Kevin called early in the week looking for a Friday climbing partner. I was available, and lucky for Kevin and I, John decided to join us late Thursday evening. We met at a park and ride in Denver, Colorado, at 4:00 and left for the Indian Peaks in my vintage 1998 Honda Accord. I've tried to order classic license plates for my car, but the motor vehicle department keeps hanging up on me. Anyway, Kevin suggested we attempt the North Couloir on Mount Toll. He assured John and I that the gate to Brainard Lake was open so we thought we were in for a quick alpine climb. As we reached the winter trailhead, we quickly realized the gate was not open. As a result, we added approximately six miles of road hiking to our day. I didn't add this extra mileage to my statistics above.

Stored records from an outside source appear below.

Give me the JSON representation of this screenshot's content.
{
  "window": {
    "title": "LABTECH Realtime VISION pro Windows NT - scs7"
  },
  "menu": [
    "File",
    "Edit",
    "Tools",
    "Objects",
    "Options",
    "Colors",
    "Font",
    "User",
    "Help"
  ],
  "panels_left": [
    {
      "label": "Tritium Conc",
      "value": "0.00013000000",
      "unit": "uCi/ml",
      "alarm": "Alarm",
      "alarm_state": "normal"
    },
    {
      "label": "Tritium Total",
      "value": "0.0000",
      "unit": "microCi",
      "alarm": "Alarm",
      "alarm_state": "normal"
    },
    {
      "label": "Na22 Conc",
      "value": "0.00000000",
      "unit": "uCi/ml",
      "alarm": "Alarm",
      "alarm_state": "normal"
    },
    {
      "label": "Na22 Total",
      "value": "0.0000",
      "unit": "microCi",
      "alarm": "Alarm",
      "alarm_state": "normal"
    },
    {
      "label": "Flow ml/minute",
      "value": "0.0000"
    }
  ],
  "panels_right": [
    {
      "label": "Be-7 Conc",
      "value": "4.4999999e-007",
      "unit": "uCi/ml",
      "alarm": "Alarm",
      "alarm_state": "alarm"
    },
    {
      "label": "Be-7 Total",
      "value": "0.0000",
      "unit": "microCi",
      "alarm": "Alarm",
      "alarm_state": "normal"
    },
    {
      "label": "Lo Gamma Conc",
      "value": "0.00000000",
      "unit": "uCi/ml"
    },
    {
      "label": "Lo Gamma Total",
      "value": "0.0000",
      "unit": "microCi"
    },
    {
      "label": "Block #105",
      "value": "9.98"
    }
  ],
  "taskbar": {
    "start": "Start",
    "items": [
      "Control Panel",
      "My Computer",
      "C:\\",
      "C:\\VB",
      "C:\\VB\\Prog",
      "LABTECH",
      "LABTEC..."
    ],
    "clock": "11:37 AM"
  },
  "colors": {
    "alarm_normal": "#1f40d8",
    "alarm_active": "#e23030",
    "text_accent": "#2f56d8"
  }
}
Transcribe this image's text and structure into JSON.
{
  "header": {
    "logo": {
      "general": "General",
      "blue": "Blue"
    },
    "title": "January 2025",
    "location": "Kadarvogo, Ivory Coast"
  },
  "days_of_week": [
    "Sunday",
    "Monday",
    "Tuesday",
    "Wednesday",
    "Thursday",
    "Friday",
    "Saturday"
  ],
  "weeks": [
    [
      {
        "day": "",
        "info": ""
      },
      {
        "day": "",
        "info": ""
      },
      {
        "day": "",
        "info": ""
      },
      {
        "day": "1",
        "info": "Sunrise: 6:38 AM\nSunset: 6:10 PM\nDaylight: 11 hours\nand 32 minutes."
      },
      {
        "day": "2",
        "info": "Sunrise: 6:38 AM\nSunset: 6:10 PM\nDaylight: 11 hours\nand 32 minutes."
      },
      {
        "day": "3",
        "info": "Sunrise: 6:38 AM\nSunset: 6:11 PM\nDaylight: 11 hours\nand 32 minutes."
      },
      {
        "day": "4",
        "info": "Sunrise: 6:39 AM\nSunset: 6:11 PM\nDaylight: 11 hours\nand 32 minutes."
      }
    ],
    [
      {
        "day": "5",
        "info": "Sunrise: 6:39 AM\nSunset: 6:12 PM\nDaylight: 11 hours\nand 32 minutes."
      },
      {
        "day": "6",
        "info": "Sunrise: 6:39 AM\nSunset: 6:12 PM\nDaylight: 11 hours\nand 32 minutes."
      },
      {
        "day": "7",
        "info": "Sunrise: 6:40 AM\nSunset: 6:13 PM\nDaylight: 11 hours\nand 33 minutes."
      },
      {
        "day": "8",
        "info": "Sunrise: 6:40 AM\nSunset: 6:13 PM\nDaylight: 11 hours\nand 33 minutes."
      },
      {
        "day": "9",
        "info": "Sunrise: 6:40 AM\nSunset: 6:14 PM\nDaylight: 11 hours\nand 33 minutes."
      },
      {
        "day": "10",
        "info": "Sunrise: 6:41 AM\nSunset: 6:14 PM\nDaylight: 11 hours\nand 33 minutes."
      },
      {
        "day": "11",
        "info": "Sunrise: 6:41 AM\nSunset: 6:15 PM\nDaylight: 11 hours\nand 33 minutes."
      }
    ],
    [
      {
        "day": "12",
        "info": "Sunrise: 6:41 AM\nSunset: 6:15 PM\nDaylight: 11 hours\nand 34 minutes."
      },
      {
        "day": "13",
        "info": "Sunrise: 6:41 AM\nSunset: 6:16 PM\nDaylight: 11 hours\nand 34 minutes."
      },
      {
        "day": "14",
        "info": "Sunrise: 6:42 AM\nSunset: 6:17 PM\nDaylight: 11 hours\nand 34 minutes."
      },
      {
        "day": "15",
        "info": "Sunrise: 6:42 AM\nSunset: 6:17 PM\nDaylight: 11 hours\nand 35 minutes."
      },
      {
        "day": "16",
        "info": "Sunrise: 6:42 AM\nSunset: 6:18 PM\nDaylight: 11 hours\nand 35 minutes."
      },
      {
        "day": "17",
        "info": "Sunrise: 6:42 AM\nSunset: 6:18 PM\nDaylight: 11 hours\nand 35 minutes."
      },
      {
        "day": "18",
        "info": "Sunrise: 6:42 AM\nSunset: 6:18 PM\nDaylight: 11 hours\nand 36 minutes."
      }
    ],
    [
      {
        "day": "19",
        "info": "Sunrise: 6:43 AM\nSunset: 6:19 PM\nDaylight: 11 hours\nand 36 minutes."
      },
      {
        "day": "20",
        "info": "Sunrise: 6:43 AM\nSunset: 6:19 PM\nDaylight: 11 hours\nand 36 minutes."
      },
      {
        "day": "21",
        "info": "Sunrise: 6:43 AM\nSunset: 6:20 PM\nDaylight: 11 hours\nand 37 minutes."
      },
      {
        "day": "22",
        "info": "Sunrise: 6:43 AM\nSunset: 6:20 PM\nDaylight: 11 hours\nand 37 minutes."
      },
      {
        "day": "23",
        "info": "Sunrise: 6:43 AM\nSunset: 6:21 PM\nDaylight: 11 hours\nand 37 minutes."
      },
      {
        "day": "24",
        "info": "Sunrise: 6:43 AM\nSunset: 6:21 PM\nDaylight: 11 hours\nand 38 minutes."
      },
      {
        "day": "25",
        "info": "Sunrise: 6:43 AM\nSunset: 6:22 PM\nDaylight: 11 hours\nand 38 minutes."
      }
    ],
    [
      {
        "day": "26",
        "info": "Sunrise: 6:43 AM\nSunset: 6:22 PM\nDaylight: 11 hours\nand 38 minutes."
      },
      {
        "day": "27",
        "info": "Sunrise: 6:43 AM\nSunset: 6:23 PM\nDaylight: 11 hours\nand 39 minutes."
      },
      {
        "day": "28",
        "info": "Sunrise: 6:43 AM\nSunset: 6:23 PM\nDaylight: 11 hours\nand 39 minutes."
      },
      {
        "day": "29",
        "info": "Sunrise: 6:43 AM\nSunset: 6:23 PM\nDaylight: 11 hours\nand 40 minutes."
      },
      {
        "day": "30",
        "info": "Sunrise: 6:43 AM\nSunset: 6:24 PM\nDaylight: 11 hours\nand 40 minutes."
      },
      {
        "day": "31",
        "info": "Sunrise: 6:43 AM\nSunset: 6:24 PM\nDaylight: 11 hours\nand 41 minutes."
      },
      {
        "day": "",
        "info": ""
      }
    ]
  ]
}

Kevin set the initial pace up the road at a slow jog, and conditions from the start of our hike were certainly questionable. Throughout the approach, we could generally only see about 150' due to the pea soup like weather. Fortunately, John had entered our route into his GPS and we were able to stay on track. For some reason I thought my internal mountaineering instinct was more accurate than his GPS, and I continually kept pulling us to far right up the drainage. John quietly kept us on route rather than telling me what a dumbass I was for going the wrong direction. We quickly reached Blue Lake in the upper basin with still no view of our intended route. We continued up toward the saddle between Mount Toll and Paiute Peak without even catching a glimpse of Mount Toll. We took a quick break feeling certain we were very close to the actual climbing. Right on cue, the clouds and fog lifted enough for us to raise our heads skyward and finally see the North Couloir. Our depth perception was pretty messed up, and it was a bit intimidating to wrench our necks up and see the route above us.
We quickly geared up to take advantage of the break in the weather and started up the climb. We free climbed about one-third of the way up the snow going through two short mixed steps. The route gently winds it's way up the mountainside in a skinny S to the summit. Snow conditions were generally good for kicking steps, although the constrictions were a bit tricky due to loose snow on rock. We roped up for a couple of pitches and some simul-climbing before being deposited almost directly on the summit. We had a few minutes to refuel and enjoy some limited views.
We descended the south face route catching a couple of good glissades on the way back to Blue Lake. The temperature got colder which was needed to keep the snow firm and avoid severe post-holing on the hike out. The last few miles on the road seemed to last a long time, but we eventually made it back to the winter trailhead and enjoyed a beer. After this, we went into Boulder, Colorado, and had some mexican food at the Rio. We thought it was definitely a worthwhile route that reminded us a lot of Dreamweaver on Mount Meeker only not quite as long.